Azerbaijan's emphasis on informing foreigners about alleged acts of Armenian aggression can also be seen in Baku. In April, Fazil Mustafa, a member of the Milli Majlis, proposed creating a genocide museum in Baku, emphasizing its value in educating foreign guests. A museum already exists in Yerevan that chronicles the events of 1915.
The recent push to energize Azeri-Americans to promote Azerbaijan's interests appears to be the result of frustration within Azerbaijan itself. In 2006, President Ilham Aliyev accused Armenian-American groups in the United States for distorting Azerbaijani history. Aliyev, at the time, suggested that Azerbaijan would cultivate its own diaspora.
Since Aliyev's speech, an Azerbaijani consulate has been opened in Los Angeles. Consul General Elin Suleymanov explained that Los Angeles was chosen in part because of the large Armenian Diaspora located in California. "We wanted Azerbaijan's voice to be heard on the West Coast and for public opinion not to be shaped by the Armenian side alone," he told EurasiaNet.
Another diaspora-based organization, the Azerbaijan-American Council, was opened in California in 2006 with the "primary purpose of facilitating active integration of Azerbaijani-Americans into U.S. public life and strengthening Azerbaijani-American identity."
Suleymanov, however, cautions that focusing too heavily on "narrow ethnicity-based ideology" is counterproductive to achieving peace in the region. "Unfortunately, some in the Armenian community still focus on the past and see our region in simplified, confrontational terms," he said.
"I think focusing on the future, not that past - without, of course, either forgetting or ignoring the latter - is the best way forward for our part of the world," Suleymanov said.
USAN's public relations campaign to bring attention to the past, though, is beginning to pay dividends. Several members of the US House of Representatives have made official remarks in the Congressional Record commemorating the Khojaly massacre. Nevada Governor Jim Gibbons released a proclamation recognizing March 31 as "Azerbaijani Remembrance Day."
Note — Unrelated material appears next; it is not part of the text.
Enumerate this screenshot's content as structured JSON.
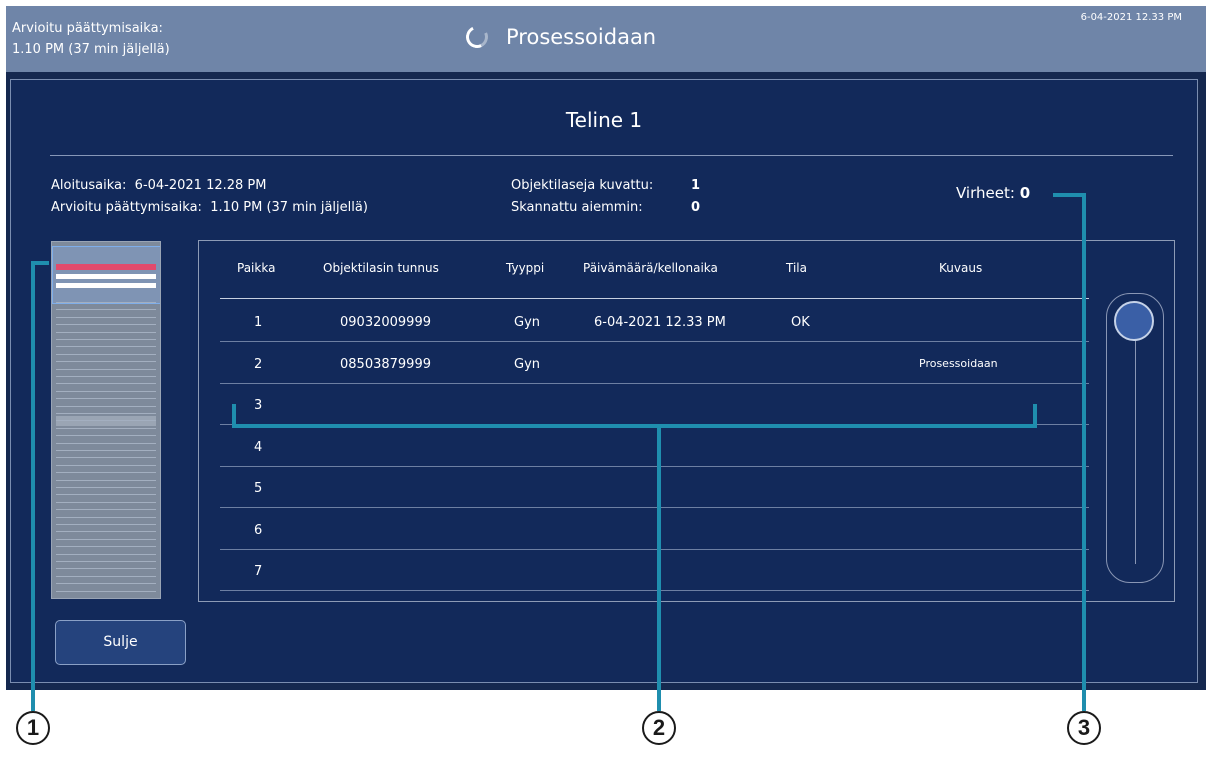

The Nevada proclamation sparked a firestorm in the Armenian-American community, which objected to the proclamation's definition of Azerbaijan as including Nagorno-Karabakh. "The Armenian-American community throughout the state of Nevada is shocked that Governor Gibbons was so easily misled and manipulated by foreign interest groups representing the governments of Azerbaijan and Turkey and their high-priced lobbyists," stated Razmik Ablo, spokesman for the Armenian National Committee.
The "high-priced lobbyist" tag is one that is commonly used against USAN. But Baguirov claims his organization has a "very modest operating budget which is fully raised from our grassroots." He declined to give an exact figure. Combined with its sister organization, the US Turkic Network, USAN claims it has 15,000 members.
While Baguirov is optimistic that USAN's influence over American policy will increase with time, it concedes that, as a numbers game, diaspora Armenians will continue to exert greater influence in American politics. "Obviously, we are the David in this story, but we are very content with what we were able to achieve in such a short time-span," Baguirov said.
Jessica Powley Hayden is a freelance reporter based in Baku.